===== Source records =====

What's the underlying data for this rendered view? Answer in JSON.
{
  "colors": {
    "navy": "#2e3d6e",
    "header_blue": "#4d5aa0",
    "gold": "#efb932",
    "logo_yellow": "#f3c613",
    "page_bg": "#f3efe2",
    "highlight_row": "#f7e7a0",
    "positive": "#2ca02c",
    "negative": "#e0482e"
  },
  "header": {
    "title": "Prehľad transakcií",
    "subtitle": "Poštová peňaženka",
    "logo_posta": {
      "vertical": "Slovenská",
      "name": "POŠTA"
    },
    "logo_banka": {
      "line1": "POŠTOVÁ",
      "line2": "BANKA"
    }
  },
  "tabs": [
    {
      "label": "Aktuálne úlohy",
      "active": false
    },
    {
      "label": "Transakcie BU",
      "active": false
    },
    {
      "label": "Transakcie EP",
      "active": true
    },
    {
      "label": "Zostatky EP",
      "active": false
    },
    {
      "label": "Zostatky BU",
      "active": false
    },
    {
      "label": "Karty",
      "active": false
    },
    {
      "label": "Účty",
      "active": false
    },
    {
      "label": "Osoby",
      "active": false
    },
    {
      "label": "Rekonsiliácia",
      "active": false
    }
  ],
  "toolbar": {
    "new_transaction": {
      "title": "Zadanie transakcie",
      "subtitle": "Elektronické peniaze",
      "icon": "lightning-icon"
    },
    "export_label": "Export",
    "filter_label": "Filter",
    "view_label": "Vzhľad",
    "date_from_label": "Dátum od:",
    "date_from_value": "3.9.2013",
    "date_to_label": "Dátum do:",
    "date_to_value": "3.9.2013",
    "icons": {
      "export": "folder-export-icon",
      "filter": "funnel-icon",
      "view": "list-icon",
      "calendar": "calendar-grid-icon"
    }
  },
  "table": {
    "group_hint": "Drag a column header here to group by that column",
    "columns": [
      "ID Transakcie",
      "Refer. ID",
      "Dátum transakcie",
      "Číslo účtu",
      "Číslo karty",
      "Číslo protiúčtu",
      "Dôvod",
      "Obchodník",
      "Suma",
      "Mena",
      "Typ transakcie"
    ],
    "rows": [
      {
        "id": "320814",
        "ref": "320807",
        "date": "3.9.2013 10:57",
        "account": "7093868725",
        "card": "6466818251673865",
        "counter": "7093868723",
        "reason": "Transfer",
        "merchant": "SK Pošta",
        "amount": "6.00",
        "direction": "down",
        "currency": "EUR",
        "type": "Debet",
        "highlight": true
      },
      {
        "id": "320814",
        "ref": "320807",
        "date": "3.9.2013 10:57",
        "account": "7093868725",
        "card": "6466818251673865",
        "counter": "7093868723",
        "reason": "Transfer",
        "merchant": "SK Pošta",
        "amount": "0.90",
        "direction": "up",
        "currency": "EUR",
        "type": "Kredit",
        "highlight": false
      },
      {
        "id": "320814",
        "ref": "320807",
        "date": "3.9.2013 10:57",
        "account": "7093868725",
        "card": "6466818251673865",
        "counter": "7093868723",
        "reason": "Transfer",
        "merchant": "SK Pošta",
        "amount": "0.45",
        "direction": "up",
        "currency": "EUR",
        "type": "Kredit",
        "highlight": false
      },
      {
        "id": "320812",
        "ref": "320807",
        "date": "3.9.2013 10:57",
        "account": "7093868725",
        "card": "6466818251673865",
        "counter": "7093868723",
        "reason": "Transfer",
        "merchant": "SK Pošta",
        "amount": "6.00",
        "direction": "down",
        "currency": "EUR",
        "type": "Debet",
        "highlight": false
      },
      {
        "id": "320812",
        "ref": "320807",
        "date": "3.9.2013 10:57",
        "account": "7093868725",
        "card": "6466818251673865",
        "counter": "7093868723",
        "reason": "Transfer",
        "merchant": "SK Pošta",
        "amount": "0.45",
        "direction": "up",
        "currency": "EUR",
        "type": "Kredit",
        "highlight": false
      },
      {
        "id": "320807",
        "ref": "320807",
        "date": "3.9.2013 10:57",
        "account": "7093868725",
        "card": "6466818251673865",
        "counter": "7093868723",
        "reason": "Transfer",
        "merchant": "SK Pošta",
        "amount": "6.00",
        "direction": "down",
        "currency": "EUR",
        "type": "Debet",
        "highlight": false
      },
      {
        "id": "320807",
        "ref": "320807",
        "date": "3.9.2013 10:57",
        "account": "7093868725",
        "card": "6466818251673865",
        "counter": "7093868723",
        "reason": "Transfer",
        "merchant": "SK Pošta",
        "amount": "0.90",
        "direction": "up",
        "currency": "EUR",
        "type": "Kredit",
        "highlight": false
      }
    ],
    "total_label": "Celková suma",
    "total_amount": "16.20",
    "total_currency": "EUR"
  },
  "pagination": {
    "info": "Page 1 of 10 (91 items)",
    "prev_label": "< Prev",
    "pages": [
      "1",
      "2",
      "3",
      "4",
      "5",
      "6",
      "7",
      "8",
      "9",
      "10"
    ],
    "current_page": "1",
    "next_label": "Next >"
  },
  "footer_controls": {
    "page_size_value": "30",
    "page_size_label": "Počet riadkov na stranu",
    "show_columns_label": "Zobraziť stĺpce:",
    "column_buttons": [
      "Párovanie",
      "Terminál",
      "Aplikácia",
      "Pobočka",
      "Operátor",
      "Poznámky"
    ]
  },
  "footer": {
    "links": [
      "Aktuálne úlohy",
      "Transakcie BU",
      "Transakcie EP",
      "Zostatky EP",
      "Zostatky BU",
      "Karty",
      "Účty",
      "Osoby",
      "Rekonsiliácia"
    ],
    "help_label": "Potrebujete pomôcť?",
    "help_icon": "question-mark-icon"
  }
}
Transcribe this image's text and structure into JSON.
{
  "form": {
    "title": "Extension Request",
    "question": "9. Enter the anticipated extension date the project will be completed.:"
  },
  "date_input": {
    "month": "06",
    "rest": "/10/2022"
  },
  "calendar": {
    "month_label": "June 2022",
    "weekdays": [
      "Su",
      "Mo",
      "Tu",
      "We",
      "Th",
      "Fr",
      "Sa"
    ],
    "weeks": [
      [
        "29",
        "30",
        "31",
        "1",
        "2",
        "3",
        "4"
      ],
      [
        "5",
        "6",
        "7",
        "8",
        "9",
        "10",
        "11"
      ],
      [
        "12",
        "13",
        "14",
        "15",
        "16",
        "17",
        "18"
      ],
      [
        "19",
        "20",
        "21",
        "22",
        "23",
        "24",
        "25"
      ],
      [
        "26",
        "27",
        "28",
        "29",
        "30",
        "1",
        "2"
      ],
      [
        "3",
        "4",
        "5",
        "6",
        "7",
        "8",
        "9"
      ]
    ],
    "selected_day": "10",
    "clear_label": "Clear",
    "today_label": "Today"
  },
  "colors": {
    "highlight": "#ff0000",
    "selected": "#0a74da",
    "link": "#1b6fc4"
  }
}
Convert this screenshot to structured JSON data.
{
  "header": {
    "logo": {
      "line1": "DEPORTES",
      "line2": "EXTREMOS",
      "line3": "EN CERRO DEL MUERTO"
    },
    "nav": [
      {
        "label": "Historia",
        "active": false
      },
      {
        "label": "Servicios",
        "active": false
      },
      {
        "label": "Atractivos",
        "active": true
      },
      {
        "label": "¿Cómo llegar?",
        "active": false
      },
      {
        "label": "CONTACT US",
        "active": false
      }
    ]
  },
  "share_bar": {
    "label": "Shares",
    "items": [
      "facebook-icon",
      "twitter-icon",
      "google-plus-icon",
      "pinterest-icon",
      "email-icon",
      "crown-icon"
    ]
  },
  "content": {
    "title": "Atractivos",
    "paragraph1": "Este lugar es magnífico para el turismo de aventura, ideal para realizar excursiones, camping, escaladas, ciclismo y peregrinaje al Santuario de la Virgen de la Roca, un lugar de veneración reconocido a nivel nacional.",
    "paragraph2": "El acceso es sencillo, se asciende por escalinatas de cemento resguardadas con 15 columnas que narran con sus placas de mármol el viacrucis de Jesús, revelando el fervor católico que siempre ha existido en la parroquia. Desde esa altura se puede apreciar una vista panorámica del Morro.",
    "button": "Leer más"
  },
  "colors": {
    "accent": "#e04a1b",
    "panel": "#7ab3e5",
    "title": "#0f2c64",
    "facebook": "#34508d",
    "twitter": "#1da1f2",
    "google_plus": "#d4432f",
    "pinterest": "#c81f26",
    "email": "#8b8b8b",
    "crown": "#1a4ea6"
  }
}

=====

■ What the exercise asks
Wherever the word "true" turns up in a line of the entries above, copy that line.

■ Task answer
      "active": true
        "highlight": true
        "active": true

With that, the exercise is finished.